Some other common symptoms of low iron can be shortness of breath and increased heart rate. Though these can be signs of any number of health situations.
Cold hands and feet along with brittle nails and hair loss, also signs of thyroid dysfunction but not solely associated, can be indicators of iron deficiency.
Sores in the corner of the mouth, a sore tongue and difficulty swallowing (often because of said sore/swollen tongue) are telltale signs of iron deficiency.
Lastly, and my personal favorite, cravings for things like clay and dirt; I know, it kind of takes you back to your toddler days. Don’t worry, if you’ve been craving a little fertilized soil lately, it may be an iron deficiency and not a mental health disorder!
IRON DEFICIENCY TREATMENT
And the most important part of all this, how the heck do you fix an iron deficiency?
Iron Rich Foods
My favorite way to suggest is to address it by eating some iron rich foods.
Go out, order a nice appetizer of mussels followed by a solid lean cut of steak, baked potato (and please eat the skin), broccoli and a dark leafy green salad. It sounds like a lovely meal to me, but it may not be for everyone.
In all fairness though, mussels and clams are great sources of iron and so is red meat. These aren’t the only sources though so if you like to stick to lighter proteins, feel free to order your chicken, lamb, or fish; it has iron in it too.
Other good plant sources are legumes, dark leafy greens, broccoli, nuts and seeds, and even tofu. Keep in mind, paring these foods with an animal based source will allow for better absorption.
I do want to make one little note here, in case you don’t take my word for it and you go searching for other sources; for general health reasons, which we can go into later, let’s maybe avoid sources like cereals with added iron and a bunch of processed grains. Just because you can find iron there, doesn’t mean you should.
Adding iron rich foods is okay, if you don’t have an absorption issue. However, since I don’t know your situation, I’ll go ahead and give you a couple of supplemental options for self-care if you choose.

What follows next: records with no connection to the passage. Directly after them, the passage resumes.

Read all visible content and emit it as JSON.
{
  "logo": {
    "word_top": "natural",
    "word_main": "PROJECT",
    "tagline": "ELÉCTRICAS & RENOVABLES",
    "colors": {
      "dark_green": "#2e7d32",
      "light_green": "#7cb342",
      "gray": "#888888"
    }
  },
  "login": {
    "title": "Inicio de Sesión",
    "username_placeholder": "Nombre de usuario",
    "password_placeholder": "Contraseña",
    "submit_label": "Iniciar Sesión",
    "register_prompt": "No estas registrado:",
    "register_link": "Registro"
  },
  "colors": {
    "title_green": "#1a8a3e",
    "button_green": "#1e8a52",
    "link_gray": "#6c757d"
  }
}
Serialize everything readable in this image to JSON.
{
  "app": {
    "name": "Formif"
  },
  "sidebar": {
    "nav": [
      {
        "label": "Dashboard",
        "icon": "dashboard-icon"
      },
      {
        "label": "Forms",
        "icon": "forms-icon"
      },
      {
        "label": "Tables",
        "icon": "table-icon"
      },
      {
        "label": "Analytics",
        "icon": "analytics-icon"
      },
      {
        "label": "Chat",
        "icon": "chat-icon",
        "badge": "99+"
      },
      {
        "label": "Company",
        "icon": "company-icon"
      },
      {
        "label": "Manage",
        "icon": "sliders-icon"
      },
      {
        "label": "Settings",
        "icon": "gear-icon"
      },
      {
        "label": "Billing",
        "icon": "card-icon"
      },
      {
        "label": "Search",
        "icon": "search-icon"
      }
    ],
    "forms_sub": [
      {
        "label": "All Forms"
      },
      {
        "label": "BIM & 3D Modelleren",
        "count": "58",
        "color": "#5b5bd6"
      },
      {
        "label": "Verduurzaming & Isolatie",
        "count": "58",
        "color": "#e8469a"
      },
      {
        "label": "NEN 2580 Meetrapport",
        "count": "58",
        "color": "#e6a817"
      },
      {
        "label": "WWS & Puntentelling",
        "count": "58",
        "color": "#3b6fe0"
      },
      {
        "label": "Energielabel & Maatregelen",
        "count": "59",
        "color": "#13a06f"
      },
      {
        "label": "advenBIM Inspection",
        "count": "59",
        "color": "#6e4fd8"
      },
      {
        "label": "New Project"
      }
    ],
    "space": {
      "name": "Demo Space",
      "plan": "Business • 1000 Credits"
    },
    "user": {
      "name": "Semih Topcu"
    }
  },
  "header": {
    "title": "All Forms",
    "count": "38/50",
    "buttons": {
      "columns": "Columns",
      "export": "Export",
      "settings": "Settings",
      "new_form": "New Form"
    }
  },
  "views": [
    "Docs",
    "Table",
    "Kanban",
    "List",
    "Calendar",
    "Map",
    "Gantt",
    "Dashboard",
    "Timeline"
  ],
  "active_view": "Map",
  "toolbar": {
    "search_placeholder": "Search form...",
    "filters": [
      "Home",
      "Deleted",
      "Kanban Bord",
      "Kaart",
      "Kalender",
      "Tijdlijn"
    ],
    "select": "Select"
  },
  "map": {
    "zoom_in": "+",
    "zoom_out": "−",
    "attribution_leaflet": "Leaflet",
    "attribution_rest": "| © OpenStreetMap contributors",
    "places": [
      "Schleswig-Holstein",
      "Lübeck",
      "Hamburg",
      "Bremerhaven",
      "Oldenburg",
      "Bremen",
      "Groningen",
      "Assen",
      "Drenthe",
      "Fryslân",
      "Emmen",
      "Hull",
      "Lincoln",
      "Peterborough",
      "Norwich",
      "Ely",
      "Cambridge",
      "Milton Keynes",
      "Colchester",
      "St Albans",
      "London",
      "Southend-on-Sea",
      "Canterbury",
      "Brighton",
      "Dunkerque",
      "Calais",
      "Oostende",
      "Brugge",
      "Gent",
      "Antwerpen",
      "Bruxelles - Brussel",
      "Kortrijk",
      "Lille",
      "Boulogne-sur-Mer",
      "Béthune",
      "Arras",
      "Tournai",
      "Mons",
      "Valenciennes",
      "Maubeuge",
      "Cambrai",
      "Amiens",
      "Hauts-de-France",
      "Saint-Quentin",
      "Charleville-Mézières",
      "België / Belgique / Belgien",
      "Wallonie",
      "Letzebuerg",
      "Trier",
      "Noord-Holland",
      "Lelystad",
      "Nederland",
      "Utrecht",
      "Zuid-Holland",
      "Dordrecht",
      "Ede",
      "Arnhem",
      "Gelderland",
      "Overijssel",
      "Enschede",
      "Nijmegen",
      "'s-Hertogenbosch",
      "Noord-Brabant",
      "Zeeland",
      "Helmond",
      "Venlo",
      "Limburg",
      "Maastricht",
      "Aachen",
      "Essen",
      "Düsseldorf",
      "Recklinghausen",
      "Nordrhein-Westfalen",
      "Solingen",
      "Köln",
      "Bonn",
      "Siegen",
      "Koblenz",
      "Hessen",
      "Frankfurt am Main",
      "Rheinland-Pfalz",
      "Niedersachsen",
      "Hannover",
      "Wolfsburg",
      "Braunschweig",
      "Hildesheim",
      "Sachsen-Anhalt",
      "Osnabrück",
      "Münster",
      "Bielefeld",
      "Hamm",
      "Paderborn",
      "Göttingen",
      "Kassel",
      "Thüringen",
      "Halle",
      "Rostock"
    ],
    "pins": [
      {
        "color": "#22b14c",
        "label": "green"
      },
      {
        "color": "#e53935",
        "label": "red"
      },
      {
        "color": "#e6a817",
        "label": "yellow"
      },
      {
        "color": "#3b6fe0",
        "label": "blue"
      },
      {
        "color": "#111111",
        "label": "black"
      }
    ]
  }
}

If you are looking for a supplement check out Gaia Plant Force Liquid Iron. I like this brand because it’s herbal, which means it comes from herbs and food sources. It’s also great for those who don’t like capsules because it’s a liquid. And, since my iron deficient friends may be all plant-based, it is a vegetarian product, which also is free of wheat, gluten and yeast.
I also like Karuna Iron Plus. It’s a capsule form for those that who prefer a solid supplement. It’s also free from all the yucky stuff like wheat, gluten, yeast, soy, dairy, corn, sugar, and other processed things that are terrible like hydrogenated oils, artificial colors, and preservatives.
All product recommendations should be taken as such, a recommendation. A recommendation does not replace a consultation with your doctor about the appropriateness of starting or adding any supplement to your regimen. If you plan to add, subtract, or modify your supplement routine, please consult your doctor before doing so.
I also encourage you to start slow. Keeping in mind that too much iron can be just as bad, if not worse, than not enough. Iron supplements should not be given to children under six years of age. Please take only as directed.
I hope you’ve found this helpful and informative. If you find that an iron supplement doesn’t effect your exhaustion in the least, then please be sure to explore other root causes that may be deeper than a simple iron deficiency.
All the best,